36. Airgram A–32 From the Embassy in Argentina to the Department of State1


Subject: Human Rights: The Argentine Situation. Ref: State 045319.

Following answers are keyed to Paragraph 12 reftel:

A) Argentine constitution of 1853 is in effect. This constitution is closely patterned after the US Constitution and provides most of the legal guarantees as does ours. Major exception is “State of Siege” provision, which gives federal government power to temporarily suspend habeas corpus and to move accused persons from place to place within the country without their consent. State of Siege also allows government to offer prisoners option of choosing exile rather than standing trial. State of Siege does not, however, repeat not suspend due process clauses and in theory arrested persons still allowed right to trial, representation by counsel of their choice, etc. In view of subversive situation, an anti-subversive law passed in 1975 gave federal government power to rule that newspapers were acting to further subversive cause, thus allowing government to either suspend or close them.

B) Actual practices of current government with respect to human rights a most confusing one. With regard to the great majority of cases, constitutional provisions are applied. With respect to terrorists, however, there is strong evidence to support thesis that human rights violations do indeed occur. During the past three years over 2,000 [Page 111] Argentines have died as a result of political violence. By far largest number of these deaths were caused by left and right-wing terrorists. The left-wing terrorists in particular made police, army officers and other government officials one of their major targets. Right-wing terrorists, on the other hand, have directed their fire against leftist students, union officials, congressmen and persons sympathetic to leftist causes in general. On government side, there is evidence to indicate that faced with large-scale subversive violence, police and army officials have on occasion resorted to extralegal killings, arrests and incarceration for long periods of time and torture of suspected terrorists. While there is no evidence to indicate that these acts are carried out under “official” government policy, there have been no cases where police officials or army officers have been brought to trial for abusing prisoners. With regard to free speech, the federal government has in the past three years closed down almost a score of publications on the extreme left and right of the political spectrum. On the right, the publications were charged with fostering virulent anti-Semitism or inciting violence, in some cases publishing threats against the lives of specific individuals. On the left, publications have been closed because it was believed that their source of funds was proceeds of political kidnappings or were publishing prosubversive literature. Despite this, however, the great bulk of the press has been free to express its views and in the past 18 months the government has been subjected to harsh and critical examination by its press critics.
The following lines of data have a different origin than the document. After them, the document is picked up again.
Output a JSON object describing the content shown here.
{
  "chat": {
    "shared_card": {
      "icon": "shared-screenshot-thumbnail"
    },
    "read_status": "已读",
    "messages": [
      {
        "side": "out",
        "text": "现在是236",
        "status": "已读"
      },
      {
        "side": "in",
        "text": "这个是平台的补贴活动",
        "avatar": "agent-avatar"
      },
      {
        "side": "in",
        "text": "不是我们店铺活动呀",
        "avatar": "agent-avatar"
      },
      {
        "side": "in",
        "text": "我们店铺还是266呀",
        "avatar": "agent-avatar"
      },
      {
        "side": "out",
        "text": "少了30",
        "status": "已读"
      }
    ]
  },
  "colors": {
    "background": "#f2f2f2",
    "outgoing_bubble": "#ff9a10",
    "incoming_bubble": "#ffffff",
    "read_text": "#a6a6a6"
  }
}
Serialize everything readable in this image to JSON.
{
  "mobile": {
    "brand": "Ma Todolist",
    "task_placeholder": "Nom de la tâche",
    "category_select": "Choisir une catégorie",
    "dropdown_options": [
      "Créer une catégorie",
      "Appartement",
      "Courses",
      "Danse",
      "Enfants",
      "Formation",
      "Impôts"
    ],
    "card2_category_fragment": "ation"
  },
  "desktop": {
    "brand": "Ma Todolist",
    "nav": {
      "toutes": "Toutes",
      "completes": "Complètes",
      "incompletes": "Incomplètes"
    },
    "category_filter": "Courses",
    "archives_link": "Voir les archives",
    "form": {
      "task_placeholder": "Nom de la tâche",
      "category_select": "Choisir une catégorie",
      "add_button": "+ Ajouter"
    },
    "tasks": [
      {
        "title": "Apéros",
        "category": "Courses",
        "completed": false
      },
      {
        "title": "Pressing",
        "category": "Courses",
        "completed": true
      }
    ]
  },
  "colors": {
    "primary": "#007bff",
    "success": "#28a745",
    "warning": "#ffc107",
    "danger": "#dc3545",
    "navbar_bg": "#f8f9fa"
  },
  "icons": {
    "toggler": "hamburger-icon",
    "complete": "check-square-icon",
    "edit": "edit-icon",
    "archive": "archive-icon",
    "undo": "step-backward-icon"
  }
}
C) As noted in A above, question of government involvement in violations of human rights difficult to assess. Clearly some high-ranking army and police officials have condoned these practices, although no evidence to indicate that policy-level officials, i.e., undersecretary and cabinet-level officials, have ordered these acts as official policy. Exception to this generalization would be former Social Welfare Minister Jose Lopez Rega, who is charged with having organized the right-wing terrorist group, the Triple A, using government funds. However, from recent revelations it appears that even this once very powerful minister set up his apparatus in secret with pilfered government funds and kept his cabinet colleagues in the dark as to his activities.

D) Amnesty International has recently compiled a list of lawyers it claims have been detained for defending persons charged with political crimes. In many cases this charge is doubtless true and lawyers who were fulfilling their professional obligations have found themselves afoul of the law. There is also, however, evidence to suggest that in some cases the defense attorneys themselves were the “above ground” arm of the terrorist apparatus.

E) Embassy officials have from time to time discussed with Argentine officials their concern that human rights violations could be a [Page 112] complicating factor in our bilateral relations but have never made a formal démarche on the subject as Argentines feel their legal practices are an internal political matter.

  1. Summary: The Embassy provided its assessment of the human rights situation in Argentina, concluding that terrorist suspects had been subject to extralegal killings, arrests, and incarceration, but that the extent of official involvement in these abuses was difficult to assess.

    Source: National Archives, RG 59, Central Foreign Policy File, P760037–0384. Confidential. Drafted by Political Officer Frank Zambito; cleared by Acting DCM Hugh Woodward and Hill; approved by Political Counselor Wayne Smith. In telegram 45319 to all diplomatic posts, February 25, the Department sent instructions for human rights reporting. (Ibid., D760071–0412)